When Simon Gear studied palaeoclimatology they looked at data sets harvested at glaciers as significant, but never before had he seen or touched one. Until he accompanied Justin Smith, sustainability manager at Woolworths, and their team up Kilimanjaro last month.
‘For me it was a big deal and I was elated to find how strong I felt at the top. I was worried along the way,’ said Simon during an interview with Elma Pollard.
They were on a mission to learn more about the impact of climate change on Kili’s melting ice cap and the resultant impact on the organic coffee farmers who are dependent on the water from the caps for their coffee plantations on the slopes. About 68 000 coffee farmers are organised into a cooperative, the Kilimanjaro Native Cooperation Union.
Functional cooperatives support farmers
‘It was gratifying to see a functional cooperative which serves the farmers well.’
These small-scale farming initiatives had gradually developed from colonial roots since the second world war.
‘They seemed to have remained modest in their aspirations – a few acres of land each max – and have therefore kept their demand on the land lower and more sustainable.’
Coffee is planted in between bananas and peanuts, which are mostly harvested for home use.

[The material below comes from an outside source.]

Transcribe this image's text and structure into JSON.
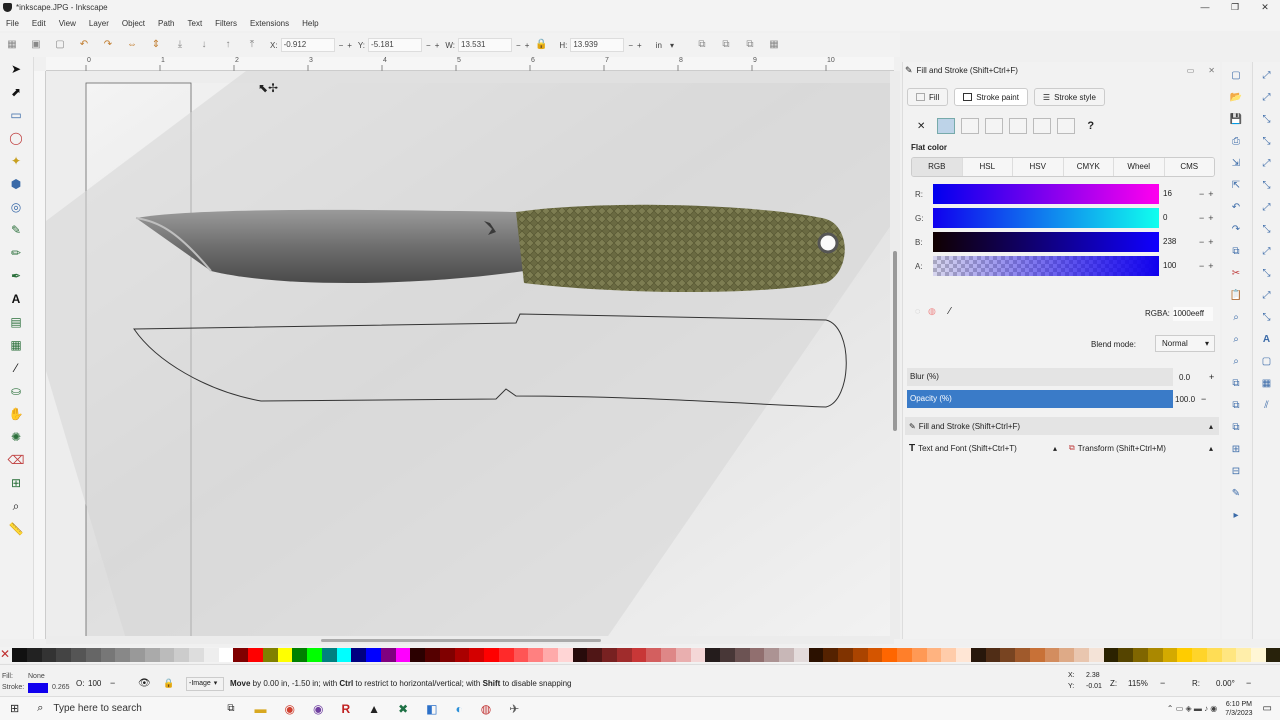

Companion planting is naturally practiced in this good example of shade-grown coffee.
The coffee beans are extracted from the berry by the farmer and his family, bagged and carried to a primary hub or collective. This is where about 1000 farmers get paid 70% of the value of the beans upfront. The balance owing is paid to the farmer when the beans are ultimately sold on the open market. This protects the farmer from bad debts and delays in sale.
Farmers becoming more vulnerable
This subsistence farming system keeps the money in the pocket of the small farmer and allows him to become part of the economy. The economy is also heavily reliant on tourism.
What role does the glacier play?
‘The glacier is their insurance policy. There is a lot of rain too, but the glacier run-off gets them through the dry periods. In the 1800’s they used to extensively use the streams formed by the glacier water, but now the flow is much diminished as there’s less ice. The problem is that the melting ice is reducing faster than the water is replaced by precipitation. Once it’s gone, what will they do?’ asked Simon.
‘Farmers can still produce, but are becoming more vulnerable. During the dry periods it has become difficult. Streams formed from rain water can still be used, but the streams formed from melting ice are small now.’
Deforestation also a problem
How do the people on the ground make sense of these changes?
‘They are very aware of the melting glacier. Even since September last year there is a clear reduction in the size of the glaciers. Granted, the ice may have been melting even before climate change became apparent, and the change of land use on the slopes will have impacted on the climate. Now the air flow at the top of the mountain is dryer, partially because of climate change effects and partially because of deforestation on the lower slopes. So climate change is not the only reason for the problem. It’s usually combined with other causes.’
What does Simon think about the future of climate change?
‘I’m not very optimistic about finding global solutions, as there’s no political will. Solutions will only become viable once alternative energy becomes cheaper than fossil fuels.’